Component data from apps and pages
==*==
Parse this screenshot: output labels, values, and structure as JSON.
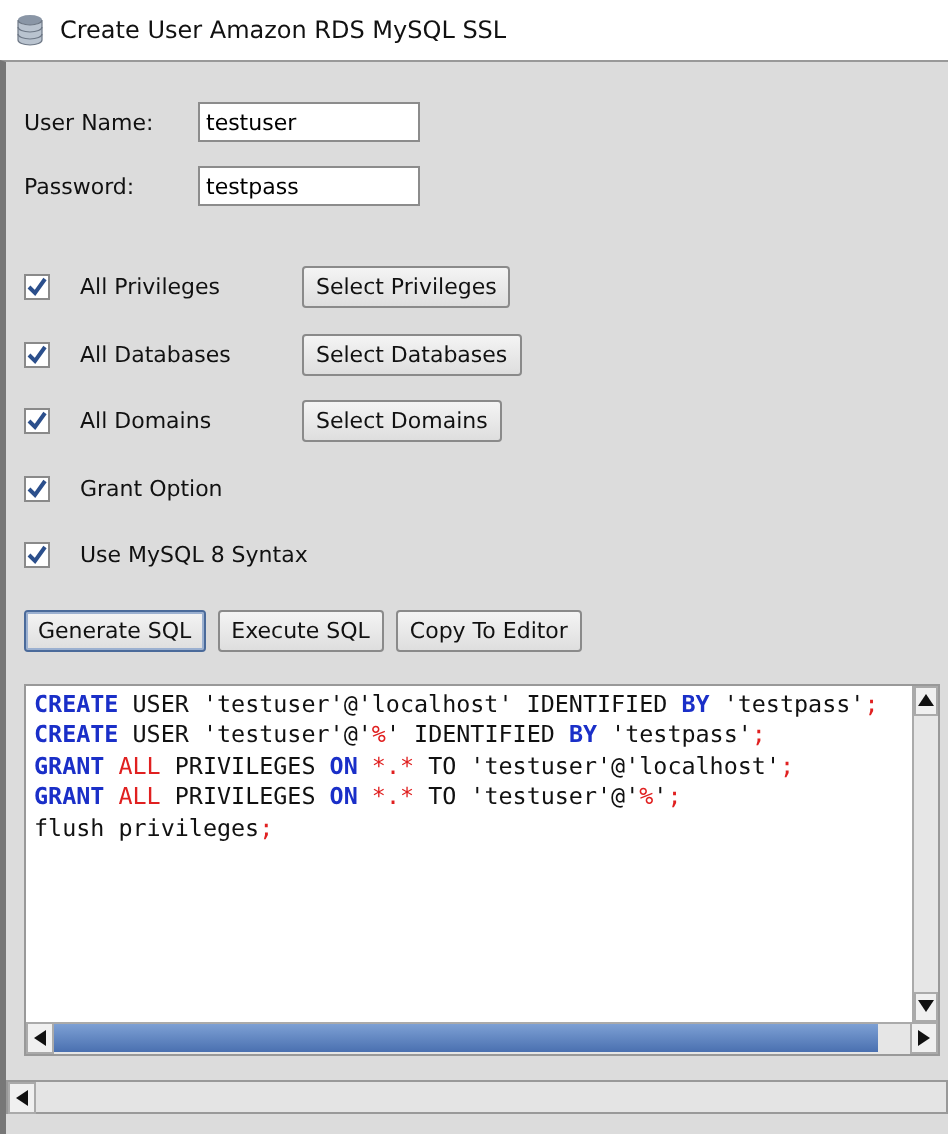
{
  "window": {
    "title": "Create User Amazon RDS MySQL SSL"
  },
  "fields": [
    {
      "label": "User Name:",
      "value": "testuser"
    },
    {
      "label": "Password:",
      "value": "testpass"
    }
  ],
  "options": [
    {
      "label": "All Privileges",
      "checked": true,
      "button": "Select Privileges"
    },
    {
      "label": "All Databases",
      "checked": true,
      "button": "Select Databases"
    },
    {
      "label": "All Domains",
      "checked": true,
      "button": "Select Domains"
    },
    {
      "label": "Grant Option",
      "checked": true
    },
    {
      "label": "Use MySQL 8 Syntax",
      "checked": true
    }
  ],
  "actions": [
    {
      "label": "Generate SQL",
      "selected": true
    },
    {
      "label": "Execute SQL",
      "selected": false
    },
    {
      "label": "Copy To Editor",
      "selected": false
    }
  ],
  "sql_lines": [
    [
      {
        "kind": "keyword",
        "text": "CREATE"
      },
      {
        "kind": "plain",
        "text": " USER 'testuser'@'localhost' IDENTIFIED "
      },
      {
        "kind": "keyword",
        "text": "BY"
      },
      {
        "kind": "plain",
        "text": " 'testpass'"
      },
      {
        "kind": "operator",
        "text": ";"
      }
    ],
    [
      {
        "kind": "keyword",
        "text": "CREATE"
      },
      {
        "kind": "plain",
        "text": " USER 'testuser'@'"
      },
      {
        "kind": "operator",
        "text": "%"
      },
      {
        "kind": "plain",
        "text": "' IDENTIFIED "
      },
      {
        "kind": "keyword",
        "text": "BY"
      },
      {
        "kind": "plain",
        "text": " 'testpass'"
      },
      {
        "kind": "operator",
        "text": ";"
      }
    ],
    [
      {
        "kind": "keyword",
        "text": "GRANT"
      },
      {
        "kind": "operator",
        "text": " ALL"
      },
      {
        "kind": "plain",
        "text": " PRIVILEGES "
      },
      {
        "kind": "keyword",
        "text": "ON"
      },
      {
        "kind": "operator",
        "text": " *.*"
      },
      {
        "kind": "plain",
        "text": " TO 'testuser'@'localhost'"
      },
      {
        "kind": "operator",
        "text": ";"
      }
    ],
    [
      {
        "kind": "keyword",
        "text": "GRANT"
      },
      {
        "kind": "operator",
        "text": " ALL"
      },
      {
        "kind": "plain",
        "text": " PRIVILEGES "
      },
      {
        "kind": "keyword",
        "text": "ON"
      },
      {
        "kind": "operator",
        "text": " *.*"
      },
      {
        "kind": "plain",
        "text": " TO 'testuser'@'"
      },
      {
        "kind": "operator",
        "text": "%"
      },
      {
        "kind": "plain",
        "text": "'"
      },
      {
        "kind": "operator",
        "text": ";"
      }
    ],
    [
      {
        "kind": "plain",
        "text": "flush privileges"
      },
      {
        "kind": "operator",
        "text": ";"
      }
    ]
  ]
}
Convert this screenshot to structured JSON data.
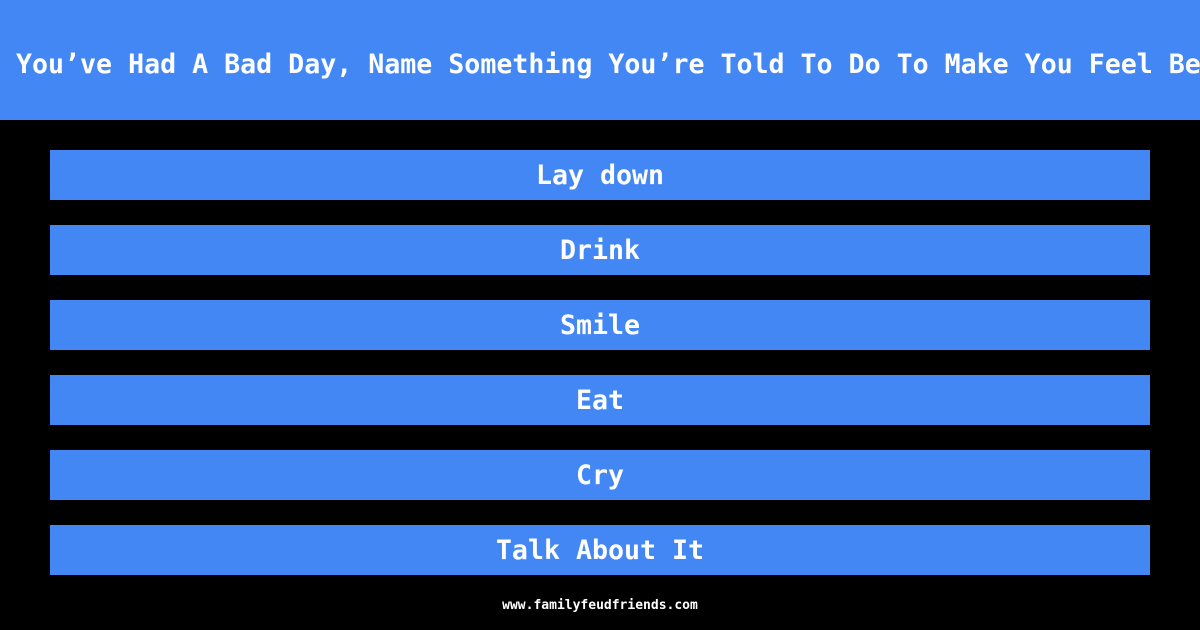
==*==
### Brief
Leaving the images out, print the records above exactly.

### Result of the task
Parse this screenshot: output labels, values, and structure as JSON.
{
  "window": {
    "title": "Create User Amazon RDS MySQL SSL"
  },
  "fields": [
    {
      "label": "User Name:",
      "value": "testuser"
    },
    {
      "label": "Password:",
      "value": "testpass"
    }
  ],
  "options": [
    {
      "label": "All Privileges",
      "checked": true,
      "button": "Select Privileges"
    },
    {
      "label": "All Databases",
      "checked": true,
      "button": "Select Databases"
    },
    {
      "label": "All Domains",
      "checked": true,
      "button": "Select Domains"
    },
    {
      "label": "Grant Option",
      "checked": true
    },
    {
      "label": "Use MySQL 8 Syntax",
      "checked": true
    }
  ],
  "actions": [
    {
      "label": "Generate SQL",
      "selected": true
    },
    {
      "label": "Execute SQL",
      "selected": false
    },
    {
      "label": "Copy To Editor",
      "selected": false
    }
  ],
  "sql_lines": [
    [
      {
        "kind": "keyword",
        "text": "CREATE"
      },
      {
        "kind": "plain",
        "text": " USER 'testuser'@'localhost' IDENTIFIED "
      },
      {
        "kind": "keyword",
        "text": "BY"
      },
      {
        "kind": "plain",
        "text": " 'testpass'"
      },
      {
        "kind": "operator",
        "text": ";"
      }
    ],
    [
      {
        "kind": "keyword",
        "text": "CREATE"
      },
      {
        "kind": "plain",
        "text": " USER 'testuser'@'"
      },
      {
        "kind": "operator",
        "text": "%"
      },
      {
        "kind": "plain",
        "text": "' IDENTIFIED "
      },
      {
        "kind": "keyword",
        "text": "BY"
      },
      {
        "kind": "plain",
        "text": " 'testpass'"
      },
      {
        "kind": "operator",
        "text": ";"
      }
    ],
    [
      {
        "kind": "keyword",
        "text": "GRANT"
      },
      {
        "kind": "operator",
        "text": " ALL"
      },
      {
        "kind": "plain",
        "text": " PRIVILEGES "
      },
      {
        "kind": "keyword",
        "text": "ON"
      },
      {
        "kind": "operator",
        "text": " *.*"
      },
      {
        "kind": "plain",
        "text": " TO 'testuser'@'localhost'"
      },
      {
        "kind": "operator",
        "text": ";"
      }
    ],
    [
      {
        "kind": "keyword",
        "text": "GRANT"
      },
      {
        "kind": "operator",
        "text": " ALL"
      },
      {
        "kind": "plain",
        "text": " PRIVILEGES "
      },
      {
        "kind": "keyword",
        "text": "ON"
      },
      {
        "kind": "operator",
        "text": " *.*"
      },
      {
        "kind": "plain",
        "text": " TO 'testuser'@'"
      },
      {
        "kind": "operator",
        "text": "%"
      },
      {
        "kind": "plain",
        "text": "'"
      },
      {
        "kind": "operator",
        "text": ";"
      }
    ],
    [
      {
        "kind": "plain",
        "text": "flush privileges"
      },
      {
        "kind": "operator",
        "text": ";"
      }
    ]
  ]
}
Convert this screenshot to structured JSON data.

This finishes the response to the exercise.